There are two kinds of people who raise their glasses (jars) in the pubs. Those who are celebrating some happy turn in their life and those who are cursing the unlucky twist of fate. And then there are those who are contemplating on their life choices and wondering whether they should booze it out or not. Well, they may certainly find some solace in a few pints of alcohol.
A study conducted by Kimberly Raab-Graham, Ph.D., associate professor of physiology and pharmacology at University of Texas has found out that alcohol changes the neural pathways and chemical structure in the same way some rapidly altering antidepressants do. The study was supported by National Institute on Alcohol Abuse and Alcoholism.

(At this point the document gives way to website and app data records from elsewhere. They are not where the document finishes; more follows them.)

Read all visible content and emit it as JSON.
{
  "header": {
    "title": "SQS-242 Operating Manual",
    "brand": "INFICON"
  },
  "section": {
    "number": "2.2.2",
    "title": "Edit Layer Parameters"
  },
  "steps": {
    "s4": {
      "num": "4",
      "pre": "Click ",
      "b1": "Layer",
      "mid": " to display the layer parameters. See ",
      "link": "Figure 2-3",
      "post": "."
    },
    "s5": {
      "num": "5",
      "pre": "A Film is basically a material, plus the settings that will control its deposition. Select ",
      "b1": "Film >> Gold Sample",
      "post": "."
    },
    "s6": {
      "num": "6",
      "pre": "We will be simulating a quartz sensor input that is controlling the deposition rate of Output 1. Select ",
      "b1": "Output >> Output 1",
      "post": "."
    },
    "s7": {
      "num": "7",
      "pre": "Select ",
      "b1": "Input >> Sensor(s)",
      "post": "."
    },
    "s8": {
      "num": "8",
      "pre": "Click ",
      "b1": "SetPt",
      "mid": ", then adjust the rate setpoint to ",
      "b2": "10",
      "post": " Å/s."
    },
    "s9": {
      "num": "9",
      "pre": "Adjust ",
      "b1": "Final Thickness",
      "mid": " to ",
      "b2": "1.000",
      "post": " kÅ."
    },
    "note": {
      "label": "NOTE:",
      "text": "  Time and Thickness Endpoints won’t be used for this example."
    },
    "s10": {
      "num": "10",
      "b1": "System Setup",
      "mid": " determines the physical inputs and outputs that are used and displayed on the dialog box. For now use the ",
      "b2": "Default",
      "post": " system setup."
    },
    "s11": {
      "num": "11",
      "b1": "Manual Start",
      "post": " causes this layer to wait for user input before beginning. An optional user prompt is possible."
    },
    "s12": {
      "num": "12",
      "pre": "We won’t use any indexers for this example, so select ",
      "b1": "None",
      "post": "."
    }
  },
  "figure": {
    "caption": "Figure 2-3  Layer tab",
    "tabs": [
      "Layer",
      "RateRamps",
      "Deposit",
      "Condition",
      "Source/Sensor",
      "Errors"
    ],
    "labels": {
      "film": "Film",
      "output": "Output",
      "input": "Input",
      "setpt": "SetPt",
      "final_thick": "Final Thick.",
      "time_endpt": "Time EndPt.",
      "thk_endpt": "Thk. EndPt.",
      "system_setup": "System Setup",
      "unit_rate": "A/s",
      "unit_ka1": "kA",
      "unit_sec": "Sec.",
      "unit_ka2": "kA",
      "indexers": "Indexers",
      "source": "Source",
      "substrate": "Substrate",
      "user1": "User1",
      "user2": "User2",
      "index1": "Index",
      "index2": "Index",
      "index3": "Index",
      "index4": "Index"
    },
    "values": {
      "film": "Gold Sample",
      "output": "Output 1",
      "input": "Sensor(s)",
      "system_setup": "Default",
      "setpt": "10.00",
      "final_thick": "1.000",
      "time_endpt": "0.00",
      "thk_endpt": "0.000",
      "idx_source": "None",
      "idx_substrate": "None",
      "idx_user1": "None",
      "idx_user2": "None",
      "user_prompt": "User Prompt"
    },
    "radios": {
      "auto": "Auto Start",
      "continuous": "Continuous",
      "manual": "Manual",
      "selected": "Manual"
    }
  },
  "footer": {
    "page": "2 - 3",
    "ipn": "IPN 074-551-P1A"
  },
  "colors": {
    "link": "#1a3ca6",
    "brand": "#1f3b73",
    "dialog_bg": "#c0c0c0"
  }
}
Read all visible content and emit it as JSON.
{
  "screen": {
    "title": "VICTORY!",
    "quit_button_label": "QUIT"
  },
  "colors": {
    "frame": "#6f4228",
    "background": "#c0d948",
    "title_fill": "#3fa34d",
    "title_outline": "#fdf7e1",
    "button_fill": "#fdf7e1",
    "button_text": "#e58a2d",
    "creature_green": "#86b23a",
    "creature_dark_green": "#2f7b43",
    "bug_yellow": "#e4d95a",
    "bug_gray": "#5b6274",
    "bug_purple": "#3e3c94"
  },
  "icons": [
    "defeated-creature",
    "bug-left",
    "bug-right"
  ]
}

The scientists claim that they have critical data concerning behavioral and biochemical patterns to prove their theory. Because of the strong linkage between depression and alcoholism, depressed people turn to alcohol as a self-medication process to repress their depression.
In their study, that used animal models, they found a single dose of a concentrated amount of alcohol to block receptors associated with learning and memory and transformed an inhibitory neurotransmitter to an excitatory neurotransmitter and these changes in the body last for at least 24 hours.
Kimberly says, “Additional research is needed in this area, but our findings do provide a biological basis for the natural human instinct to self-medicate. They also define a molecular mechanism that may be a critical contributor to the comorbidity that occurs with alcohol use disorder and major depressive disorder.”
Recently, a single dose of rapid antidepressant has proven to relieve psychological symptoms within hours even in individuals who are resistant to traditional antidepressants. The study proved that alcohol follows the same pathway in the brain as antidepressants do and induces the same effects as these rapid antidepressants.
So maybe the development of next generation antidepressants will be a derivative of whiskey and booze. Or maybe we’ll extract antidepressants directly from grapes. Who knows?